- Separation of auditing and other services in respect of OPI’s: the Regulation provides for a non-exhaustive list of services that may not be provided to an OPI by audit firms/accountants that perform statutory audit services to such OPI (in order to protect the independency of the accountant performing the statutory audit), The Netherlands choose to maintain a general prohibition to perform other activities with an OPI when it is assigned to perform statutory audit services with that respective OPI.
- Maximum assignment period of five years for external accountants auditing OPI’s: pursuant to article 17 of the Regulation an accountancy firm may be assigned to perform statutory audits at a respective OPI for a maximum period of ten years. The Netherlands will adopt this rule. However, pursuant to article 17 paragraph 7 of the Regulation, an external accountant (within the assigned accountancy firm) may be involved
- in the statutory audit of a respective OPI for a maximum period of seven years, but Member States may decide to apply a shorter maximum period. The Netherlands choose to apply a maximum period of five instead of seven years, thus applying a stricter regime.
Letter of the Dutch Minister of Finance to clarify the scope of accountants’ obligations to report suspected fraud
In our February and March Updates, we reported on the 23 January 2015 decision4 of the Accountancy Division addressing an accountant’s confidentiality obligation. In that decision, the Accountancy Division ruled that the accountant in question should have reported its client’s tax fraud to the tax authorities thereby breaching its confidentiality obligation. Considering the substantial amount of the fraud (in this case €2.2 million), the court concluded that the public’s interest in discovering the fraud promptly justifies a breach of confidentiality.

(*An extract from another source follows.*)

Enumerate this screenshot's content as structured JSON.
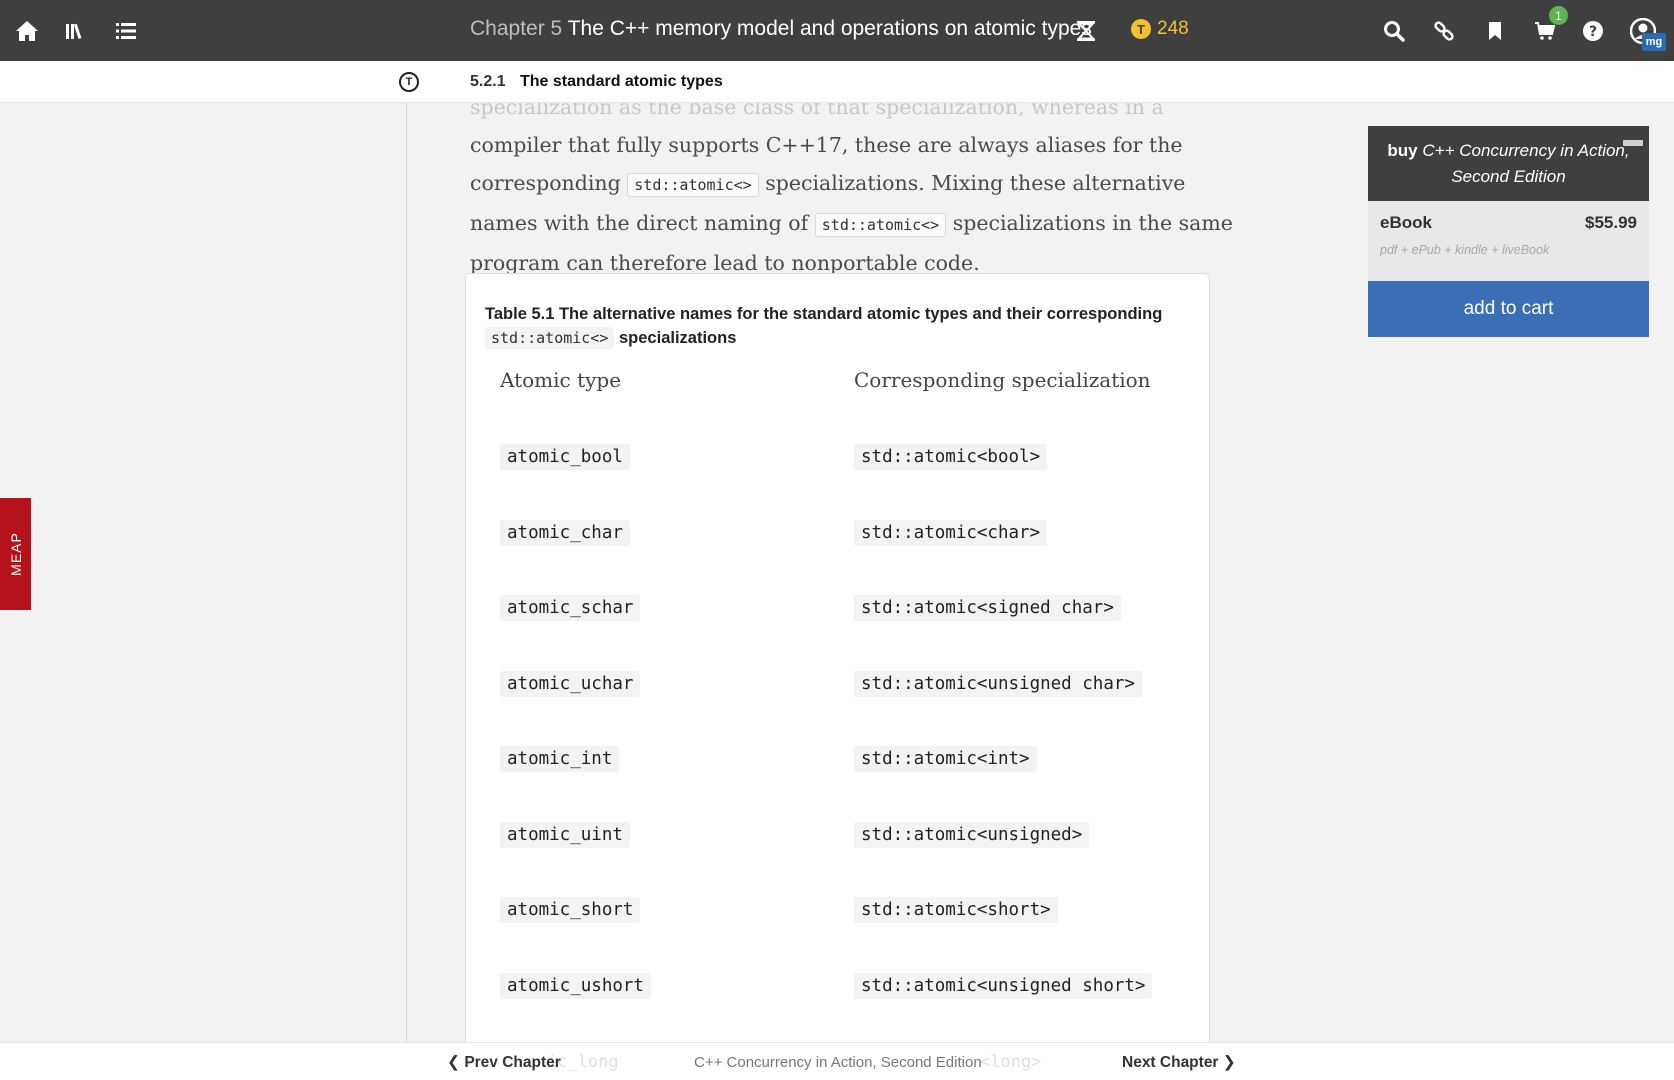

As mentioned in our March Update, this decision resulted in a public debate on the scope of the accountant’s obligation to report suspected fraud. Prior to this decision, accountants believed they only had an obligation to report unusual transactions and suspected fraud to the Dutch Financial Intelligence Unit (the FIU) and not also to the tax authorities. The Accountancy Division’s decision requires, however, a report to the tax authorities when there is ‘substantial’ fraud. Since the lower limit of this reporting obligation is not clear, some interested parties called for legislation clarifying the parameters of this ‘new’ reporting obligation.
On 7 April 2015, the Dutch Minister of Finance wrote a letter to the parliament asserting that new legislation clarifying the parameters of this reporting obligation is not necessary. The Minister outlined the current framework of legislation and regulations and explained that ‘any’ fraud has to be reported to the identifiable ‘users’ of the information provided by accountants. In case of the Accountancy Division’s decision, the tax authorities were users of the accountant’s information, as the accountant had filed for tax refunds on behalf of the farmer who committed fraud.
The Minister further explained that pursuant to article 16 of the Accountants Code of Conduct and Practice, an accountant has the obligation to maintain confidentiality, unless there is a legal or professional right or obligation to disclose such information to third parties. An obligation to disclose exists when an accountant must avoid being connected with substantive incorrect information, such as fraud. Accountants must distance themselves from such information through an oral announcement to the identifiable ‘users’ of its information and a written note in the respective files.
The Minister’s letter did not tie this disclosure obligation to the size of the fraud, but stated that any substantive incorrect information, such as fraud, must be disclosed. The obligation to report is thus not limited to ‘substantial’ fraud, as stated in the Accountancy Division’s decision.